When writing his doctoral thesis in 1969, Bicudo needed a new collection from some parts of the city of São Paulo. In the Chá field, nowadays the Anhangabaú Valley , species would grow that could not be collected again, since the Anhangabaú stream had already been canalled over. “We even have samples of diatomaceous algae collected on the Paulista Avenue at the end of the 19th century, and they no longer exist”.
The researcher says that the work of Professor Aylthon Brandão Joly on algae in bay of Santos is a landmark in the study of algae in the state: “He identified 100 species of algae that occurred there, and today, undoubtedly, there are no more than 50 of them left. The place has grown, the environment has been effected, and we have lost diversity, we have lost species”.
Bicudo says that even in the United States, a country that invests US$ 1.5 million a year in training taxonomists, no project similar to the one in São Paulo has ever been taken on. Here we are mapping where every species occurs. Some occur throughout the state, others only in certain regions.
As well as environmental conservation and recovery, the project aims to train human resources: 70 people from Brazil and neighboring countries have been through the Phycology Section of the Botanical Institute, to survey freshwater and marine algae.
The project will publish the Phycological Flora of the State of São Paulo, a 13-volume set giving the description of all the surveys carried out from the 19th century to the year 2000. The first volume is ready for publication and refers to the 31 species of Carofaceae algae that occur in the State.

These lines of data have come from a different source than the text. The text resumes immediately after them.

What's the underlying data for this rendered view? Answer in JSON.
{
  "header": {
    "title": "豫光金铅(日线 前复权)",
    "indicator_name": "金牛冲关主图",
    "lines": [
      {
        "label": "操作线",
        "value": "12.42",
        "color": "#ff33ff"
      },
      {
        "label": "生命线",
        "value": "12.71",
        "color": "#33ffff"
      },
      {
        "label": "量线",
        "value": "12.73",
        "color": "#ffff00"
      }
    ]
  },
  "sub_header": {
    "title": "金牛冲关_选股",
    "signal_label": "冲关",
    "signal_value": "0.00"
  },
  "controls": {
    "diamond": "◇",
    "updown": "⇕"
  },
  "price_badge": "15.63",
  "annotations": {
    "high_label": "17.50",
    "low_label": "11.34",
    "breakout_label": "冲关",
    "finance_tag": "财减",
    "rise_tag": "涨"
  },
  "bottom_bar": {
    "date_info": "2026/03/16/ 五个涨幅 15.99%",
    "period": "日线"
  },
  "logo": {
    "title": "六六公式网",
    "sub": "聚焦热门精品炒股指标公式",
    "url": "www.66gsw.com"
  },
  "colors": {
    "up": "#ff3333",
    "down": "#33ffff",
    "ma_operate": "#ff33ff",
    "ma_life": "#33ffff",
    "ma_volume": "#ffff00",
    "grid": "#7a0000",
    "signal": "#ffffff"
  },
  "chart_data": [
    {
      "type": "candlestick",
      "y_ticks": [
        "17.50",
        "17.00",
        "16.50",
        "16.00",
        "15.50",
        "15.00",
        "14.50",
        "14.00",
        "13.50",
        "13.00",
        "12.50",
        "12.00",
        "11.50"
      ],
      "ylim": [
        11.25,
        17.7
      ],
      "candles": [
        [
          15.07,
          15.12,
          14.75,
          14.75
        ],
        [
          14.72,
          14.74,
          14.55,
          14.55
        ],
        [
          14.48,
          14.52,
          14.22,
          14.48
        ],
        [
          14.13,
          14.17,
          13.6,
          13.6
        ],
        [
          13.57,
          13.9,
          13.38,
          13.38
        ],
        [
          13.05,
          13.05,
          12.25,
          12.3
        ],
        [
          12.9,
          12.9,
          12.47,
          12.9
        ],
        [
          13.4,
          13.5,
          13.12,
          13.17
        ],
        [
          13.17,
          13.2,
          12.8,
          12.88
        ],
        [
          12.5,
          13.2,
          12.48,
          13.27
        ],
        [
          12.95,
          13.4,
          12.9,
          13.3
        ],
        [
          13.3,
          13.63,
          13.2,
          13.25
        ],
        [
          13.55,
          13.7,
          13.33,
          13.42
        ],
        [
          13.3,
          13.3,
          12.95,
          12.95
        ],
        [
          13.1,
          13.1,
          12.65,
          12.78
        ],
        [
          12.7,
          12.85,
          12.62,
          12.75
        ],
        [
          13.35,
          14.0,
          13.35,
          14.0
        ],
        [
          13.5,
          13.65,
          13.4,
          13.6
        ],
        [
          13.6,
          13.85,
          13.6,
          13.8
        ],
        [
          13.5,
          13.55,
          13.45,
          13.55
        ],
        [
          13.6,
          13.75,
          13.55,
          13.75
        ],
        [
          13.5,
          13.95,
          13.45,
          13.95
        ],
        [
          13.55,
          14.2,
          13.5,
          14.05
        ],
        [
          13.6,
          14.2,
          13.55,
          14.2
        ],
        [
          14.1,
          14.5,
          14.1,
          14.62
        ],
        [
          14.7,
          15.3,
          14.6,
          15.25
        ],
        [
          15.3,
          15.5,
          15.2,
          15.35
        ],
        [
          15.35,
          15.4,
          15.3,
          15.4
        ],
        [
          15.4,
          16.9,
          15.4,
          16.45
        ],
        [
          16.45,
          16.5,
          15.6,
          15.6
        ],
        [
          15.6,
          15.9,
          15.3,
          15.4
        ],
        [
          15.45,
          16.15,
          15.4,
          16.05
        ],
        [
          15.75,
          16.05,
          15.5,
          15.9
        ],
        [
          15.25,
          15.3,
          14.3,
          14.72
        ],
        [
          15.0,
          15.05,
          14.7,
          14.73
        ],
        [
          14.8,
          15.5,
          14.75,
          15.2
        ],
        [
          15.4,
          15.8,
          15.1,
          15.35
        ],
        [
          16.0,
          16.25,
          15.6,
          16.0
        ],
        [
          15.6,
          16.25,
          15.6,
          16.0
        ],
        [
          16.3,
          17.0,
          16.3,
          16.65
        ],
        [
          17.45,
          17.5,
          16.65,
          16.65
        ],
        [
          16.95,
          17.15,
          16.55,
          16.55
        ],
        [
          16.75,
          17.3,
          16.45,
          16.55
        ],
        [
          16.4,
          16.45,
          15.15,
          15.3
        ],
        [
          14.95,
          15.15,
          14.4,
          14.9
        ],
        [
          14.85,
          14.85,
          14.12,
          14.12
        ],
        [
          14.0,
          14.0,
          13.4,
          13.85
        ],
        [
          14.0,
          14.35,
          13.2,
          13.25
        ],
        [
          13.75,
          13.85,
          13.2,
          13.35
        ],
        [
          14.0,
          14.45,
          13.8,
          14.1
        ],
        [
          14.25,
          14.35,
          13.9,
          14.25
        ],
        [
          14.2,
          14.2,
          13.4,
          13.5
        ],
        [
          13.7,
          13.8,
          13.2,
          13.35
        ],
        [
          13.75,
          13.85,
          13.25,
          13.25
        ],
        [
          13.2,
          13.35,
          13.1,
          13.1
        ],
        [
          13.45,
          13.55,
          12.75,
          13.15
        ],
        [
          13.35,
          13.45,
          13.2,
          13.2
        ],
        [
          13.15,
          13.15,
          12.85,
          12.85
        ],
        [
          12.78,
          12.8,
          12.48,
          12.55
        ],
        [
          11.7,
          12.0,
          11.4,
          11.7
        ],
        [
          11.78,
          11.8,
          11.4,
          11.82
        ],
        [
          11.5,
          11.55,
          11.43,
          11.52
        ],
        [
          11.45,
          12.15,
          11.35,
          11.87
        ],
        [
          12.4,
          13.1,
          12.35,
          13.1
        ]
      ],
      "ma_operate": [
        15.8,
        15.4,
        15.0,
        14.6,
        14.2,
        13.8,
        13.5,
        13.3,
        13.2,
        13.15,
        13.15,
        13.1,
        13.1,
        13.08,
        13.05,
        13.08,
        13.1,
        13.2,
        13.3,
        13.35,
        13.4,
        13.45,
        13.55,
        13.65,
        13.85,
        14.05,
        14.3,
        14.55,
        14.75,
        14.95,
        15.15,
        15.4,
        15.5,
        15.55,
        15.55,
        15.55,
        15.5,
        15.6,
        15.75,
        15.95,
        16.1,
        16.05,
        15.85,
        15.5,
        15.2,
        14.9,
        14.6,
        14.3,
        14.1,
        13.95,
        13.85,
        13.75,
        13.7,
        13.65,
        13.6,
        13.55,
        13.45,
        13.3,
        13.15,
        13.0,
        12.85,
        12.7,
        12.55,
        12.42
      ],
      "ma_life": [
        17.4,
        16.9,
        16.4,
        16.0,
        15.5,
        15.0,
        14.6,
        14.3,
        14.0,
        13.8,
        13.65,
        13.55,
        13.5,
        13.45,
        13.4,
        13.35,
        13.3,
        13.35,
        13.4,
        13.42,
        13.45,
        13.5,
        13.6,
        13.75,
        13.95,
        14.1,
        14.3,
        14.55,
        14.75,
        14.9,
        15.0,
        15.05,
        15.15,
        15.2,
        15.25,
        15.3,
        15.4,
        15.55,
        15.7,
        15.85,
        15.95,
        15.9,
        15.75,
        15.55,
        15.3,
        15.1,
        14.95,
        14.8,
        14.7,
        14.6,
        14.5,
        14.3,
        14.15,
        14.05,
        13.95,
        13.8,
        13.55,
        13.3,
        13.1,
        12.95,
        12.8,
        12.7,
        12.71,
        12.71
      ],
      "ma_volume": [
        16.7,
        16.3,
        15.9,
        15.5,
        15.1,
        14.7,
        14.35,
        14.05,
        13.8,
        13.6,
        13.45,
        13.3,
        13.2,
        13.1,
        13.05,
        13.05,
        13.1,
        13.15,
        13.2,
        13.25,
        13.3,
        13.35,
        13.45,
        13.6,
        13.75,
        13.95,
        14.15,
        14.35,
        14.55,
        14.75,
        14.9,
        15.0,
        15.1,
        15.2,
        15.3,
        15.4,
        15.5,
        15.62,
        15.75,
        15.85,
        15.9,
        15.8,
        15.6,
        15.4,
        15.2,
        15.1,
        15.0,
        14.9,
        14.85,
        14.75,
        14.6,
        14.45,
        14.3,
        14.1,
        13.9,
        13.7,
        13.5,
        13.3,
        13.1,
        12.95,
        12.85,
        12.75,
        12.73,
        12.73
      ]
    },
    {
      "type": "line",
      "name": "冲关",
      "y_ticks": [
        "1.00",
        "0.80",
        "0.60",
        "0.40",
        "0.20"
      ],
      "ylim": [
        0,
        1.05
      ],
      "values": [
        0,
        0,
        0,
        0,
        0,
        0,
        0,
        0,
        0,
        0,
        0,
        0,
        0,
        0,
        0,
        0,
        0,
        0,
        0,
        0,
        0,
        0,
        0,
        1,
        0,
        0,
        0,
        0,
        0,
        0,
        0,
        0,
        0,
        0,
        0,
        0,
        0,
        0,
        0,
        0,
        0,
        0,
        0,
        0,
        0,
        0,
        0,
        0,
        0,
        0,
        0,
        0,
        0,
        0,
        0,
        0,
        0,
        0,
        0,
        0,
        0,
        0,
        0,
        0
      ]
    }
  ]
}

Manuals for identifying algae to use in high schools and colleges throughout Brazil, will also be published.
Since Von Martius
Foreign naturalists in the 19th century were the first to identify Brazilian algae. Prominent among these was the Bavarian Carl Friedrich Philip von Martius (1794-1868), a member of the scientific mission that surveyed this country between 1817 and 1820. Von Martius collected and listed 80 species of algae in the classic book Flora Brasiliensis, of 1833.
Other 19th century foreigners identified Brazilian algae, generally on the basis of samples sent to them in their own countries. After this, almost nothing was done until the mid 20th century.
In 1960, Carlos Bicudo and his colleagues Rosa Maria Bicudo, Marilza Marino and Noemy Tomita collected the first marine species in São Vicente bay and the Ubatuba region. At the time, they were taking the Natural History course (the origin of the present Biosciences Institute) at the then Philosophy, Science, and Arts Faculty of the University of São Paulo USP). And they had classes in the taxonomy of marine algae with Professor Aylthon Brandão Joly, considered the creator of Brazilian phycology.
In 1957, Joly published the Contribution to the Knowledge of the Marine Phycological Flora of the Bay of Santos and Surroundings, the first planned inventory of algae in a particular region of Brazil. Based on the material collected by his group, in 1965, Joly would also publish the important study Marine Flora of the North Coast of the State of São Paulo and Neighboring Regions.
In 1961 and 1962, Bicudo and Rosa Maria undertook the first freshwater collections in the Biological Reserve of the State Park of the Springs of the Ipiranga and later published two fascicles on the subject. Between 1963 and 1965, Bicudo did his residency and master’s degree at the University of Michigan (USA), under the guidance of Gerald W. Prescott. He returned to this country with ten boxes of photocopies of everything that had been published on Brazilian algae in the United States and began assembling freshwater material in the state. From then on, he developed the study that culminated in the ambitious present mapping project.
Phycological Flora of the State of São Paulo
Carlos Eduardo de Mattos Bicudo – Botanical Institute
R$ 87,750 and US$ 83,786